    "It's a freaking pick-up truck-- With a rocket shoved up it's ass..." Tom heard the pilot gasp in confusion as he activated the landing gear braking mechanism. The anti-lock systems were going to get a real workout.
    "That ain't no ordinary pick-em-up truck, Son." Tom heard a voice from the seat behind him. "That there-- is a Foe-wrd!" The reverence in the southern drawl was surely meant to be comical. Relieved laughter broke out in the lander as the returning astronauts realized that they'd finally made it home.
    "Boy, howdy," came the co-pilot's reply. "Yea verily, thou hath said a mouthful. Best damn machine I ever designed... Next stop, ground floor- Sporting Goods, Ladies Lingerie, Lawn Care, and Power Tools... We're home, folks! Thank you for flying NASA/Banzai Airlines. Please watch your step as you exit the aircraft. And don't let the screen door hit you on the ass as you leave..."
    And gradually, the lander coasted to a stop. The ping and pop of slowly cooling metals and ceramics briefly ruled the dusty air.

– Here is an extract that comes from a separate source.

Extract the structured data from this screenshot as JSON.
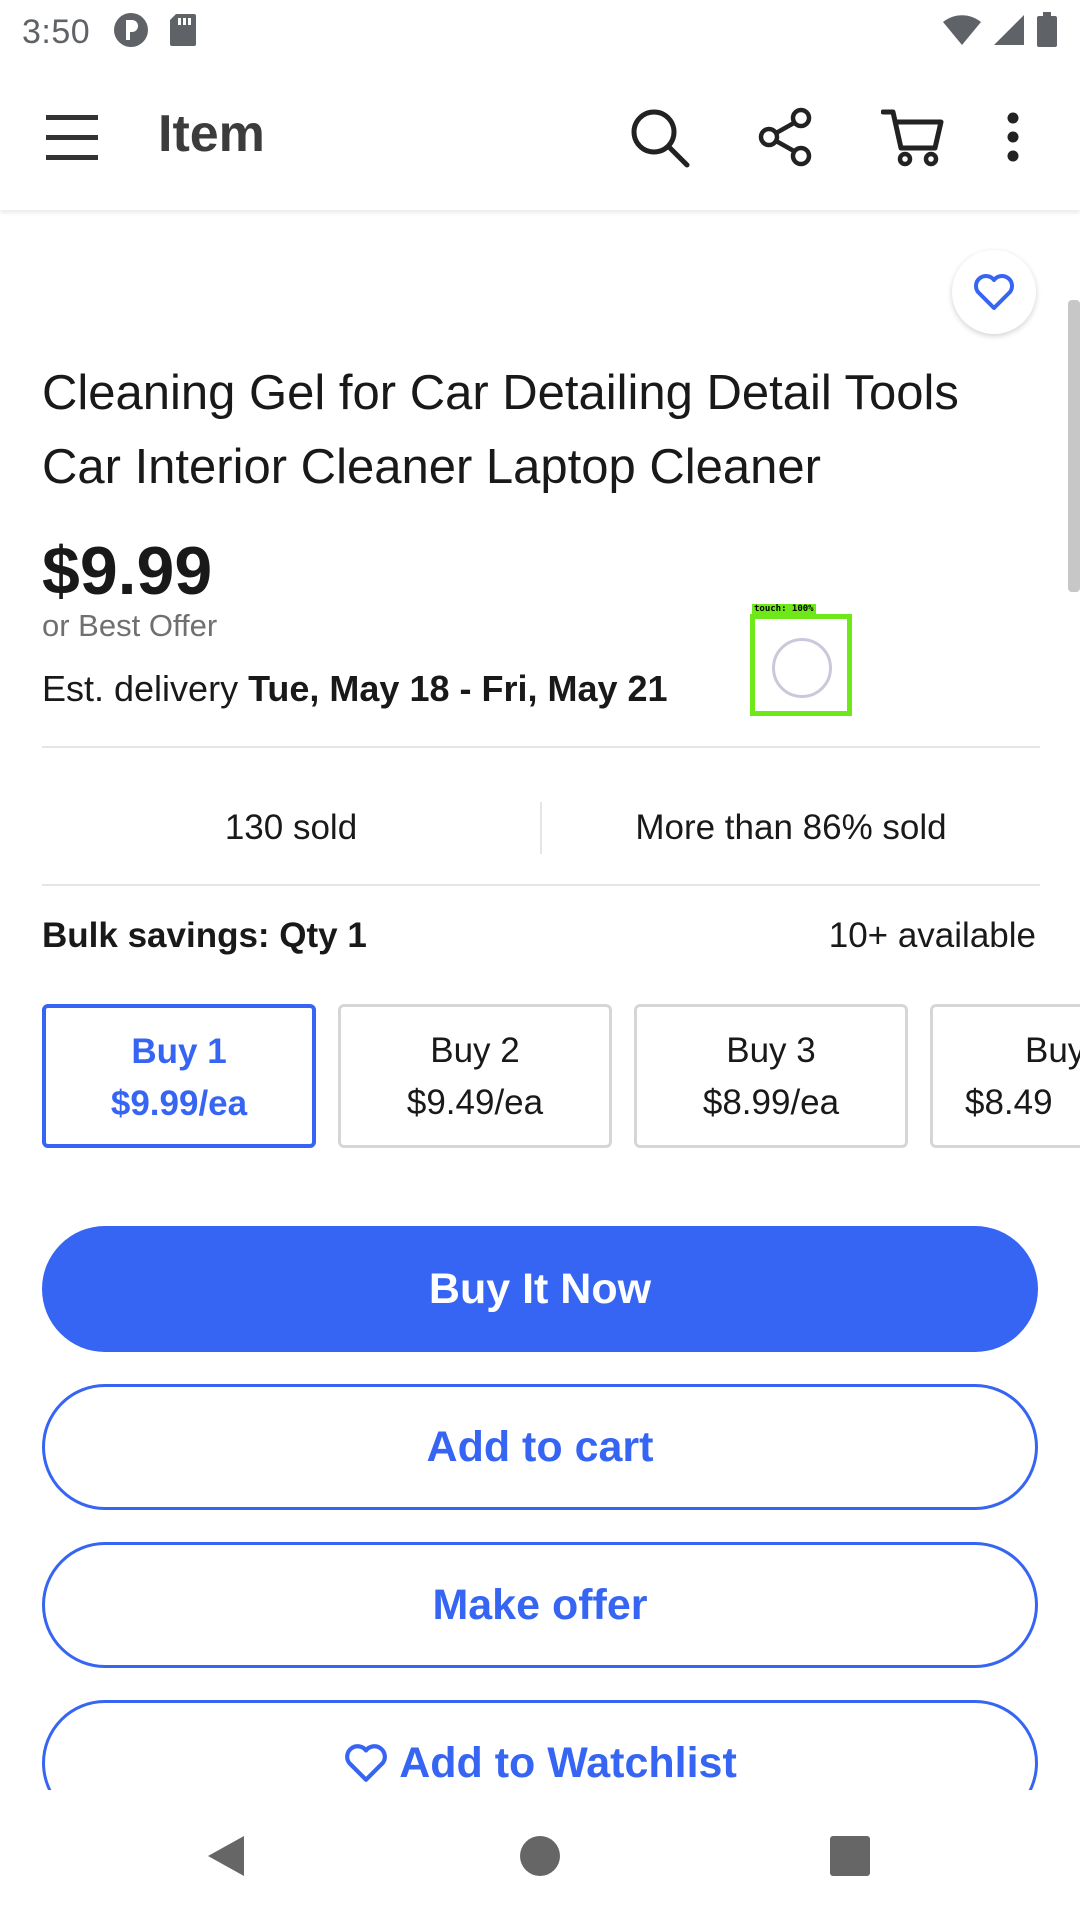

As the lander's hatch opened, Tom could hear the thrum of helicopters off in the distance.

    Normally, safety crews would have been checking the shuttle for toxic leaks and other signs of danger, but given the circumstances, the doors were opened right away, and the crew prepared to disembark.  Tom rose, gingerly at first, but then realized that the spin sections had worked on the carriers.  His muscles, if they had atrophied, hadn't atrophied much.
   As he stepped out into the sunlight, he blinked and then took in the sight of ground, actual ground.  He was about to bound down the stairs to fully embrace salt flats, to show them his immense appreciation of their existence, when he noticed her in the distance.  Miranda, in all her beauty, stood and smiled, almost instinctively knowing which of the suited figures was Tom.  Though she wouldn't yet be able to see his face, he smiled back, waved, and felt the tears start to well up.
   A poem almost immediately leapt into his mind:

    There is no sight in all the glorys of the boundless Heavens,
     to compare to that of one's lover,
     gently sleeping- wreathed in innocence.
     Moonlit thigh, or dark-jeweled breast revealed
     by dim candle, or scented lamplight burning.
     Sweetly breathing lover, gently moving,
     re-kindling romantic fires and heart-felt longing.
     Contentment measured in fevered embrace,
     and in the lingering heat of long-remembered passions.
     Time well spent in bonding, tender caresses...
     The better to heal the ache of the love too-soon lost,
     when life's tender bonds are severed,
     by time's cruel scythe-
     and old age's thrice-cursed infirmities...

    Tom looked down at the woman who had come to mean so much to him in so short a time spent together, and he realized without a shadow of a doubt that he was finally home.

The End
For Now


Text © 2004 - 2014 by Dan L. Hollifield, Nightwatch & Continuing Characters © 2004 by Jeff Williams & Robert Moryiama